Work request → Repeat the listing below exactly.

BEGIN Information

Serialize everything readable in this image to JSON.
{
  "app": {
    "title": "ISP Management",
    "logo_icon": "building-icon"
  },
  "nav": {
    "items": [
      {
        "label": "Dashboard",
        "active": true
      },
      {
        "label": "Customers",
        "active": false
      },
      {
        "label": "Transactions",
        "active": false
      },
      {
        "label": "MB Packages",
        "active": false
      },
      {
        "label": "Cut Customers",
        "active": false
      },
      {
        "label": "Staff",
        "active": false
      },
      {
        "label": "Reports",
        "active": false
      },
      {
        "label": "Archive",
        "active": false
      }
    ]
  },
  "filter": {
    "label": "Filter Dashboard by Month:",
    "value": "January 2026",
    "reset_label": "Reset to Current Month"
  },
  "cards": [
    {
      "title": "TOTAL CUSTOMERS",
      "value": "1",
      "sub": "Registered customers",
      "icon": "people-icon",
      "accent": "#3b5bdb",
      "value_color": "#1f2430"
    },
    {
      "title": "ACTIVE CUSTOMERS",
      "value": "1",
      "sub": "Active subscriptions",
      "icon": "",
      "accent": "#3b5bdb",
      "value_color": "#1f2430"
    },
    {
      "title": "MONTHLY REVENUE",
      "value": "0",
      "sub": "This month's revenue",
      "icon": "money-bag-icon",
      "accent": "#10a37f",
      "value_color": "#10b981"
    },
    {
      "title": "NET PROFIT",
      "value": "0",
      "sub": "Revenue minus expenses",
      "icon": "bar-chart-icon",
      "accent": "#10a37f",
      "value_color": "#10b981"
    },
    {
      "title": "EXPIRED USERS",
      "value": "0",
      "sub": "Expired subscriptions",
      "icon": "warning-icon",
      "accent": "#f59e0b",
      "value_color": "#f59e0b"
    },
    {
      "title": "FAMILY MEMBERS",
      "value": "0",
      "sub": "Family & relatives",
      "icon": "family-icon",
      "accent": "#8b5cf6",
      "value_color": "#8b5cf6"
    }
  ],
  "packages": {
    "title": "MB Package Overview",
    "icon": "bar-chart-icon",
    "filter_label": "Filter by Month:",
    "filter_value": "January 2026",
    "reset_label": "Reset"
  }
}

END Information

Solution for this problem →
Serialize everything readable in this image to JSON.
{
  "app": {
    "title": "ISP Management",
    "logo_icon": "building-icon"
  },
  "nav": {
    "items": [
      {
        "label": "Dashboard",
        "active": true
      },
      {
        "label": "Customers",
        "active": false
      },
      {
        "label": "Transactions",
        "active": false
      },
      {
        "label": "MB Packages",
        "active": false
      },
      {
        "label": "Cut Customers",
        "active": false
      },
      {
        "label": "Staff",
        "active": false
      },
      {
        "label": "Reports",
        "active": false
      },
      {
        "label": "Archive",
        "active": false
      }
    ]
  },
  "filter": {
    "label": "Filter Dashboard by Month:",
    "value": "January 2026",
    "reset_label": "Reset to Current Month"
  },
  "cards": [
    {
      "title": "TOTAL CUSTOMERS",
      "value": "1",
      "sub": "Registered customers",
      "icon": "people-icon",
      "accent": "#3b5bdb",
      "value_color": "#1f2430"
    },
    {
      "title": "ACTIVE CUSTOMERS",
      "value": "1",
      "sub": "Active subscriptions",
      "icon": "",
      "accent": "#3b5bdb",
      "value_color": "#1f2430"
    },
    {
      "title": "MONTHLY REVENUE",
      "value": "0",
      "sub": "This month's revenue",
      "icon": "money-bag-icon",
      "accent": "#10a37f",
      "value_color": "#10b981"
    },
    {
      "title": "NET PROFIT",
      "value": "0",
      "sub": "Revenue minus expenses",
      "icon": "bar-chart-icon",
      "accent": "#10a37f",
      "value_color": "#10b981"
    },
    {
      "title": "EXPIRED USERS",
      "value": "0",
      "sub": "Expired subscriptions",
      "icon": "warning-icon",
      "accent": "#f59e0b",
      "value_color": "#f59e0b"
    },
    {
      "title": "FAMILY MEMBERS",
      "value": "0",
      "sub": "Family & relatives",
      "icon": "family-icon",
      "accent": "#8b5cf6",
      "value_color": "#8b5cf6"
    }
  ],
  "packages": {
    "title": "MB Package Overview",
    "icon": "bar-chart-icon",
    "filter_label": "Filter by Month:",
    "filter_value": "January 2026",
    "reset_label": "Reset"
  }
}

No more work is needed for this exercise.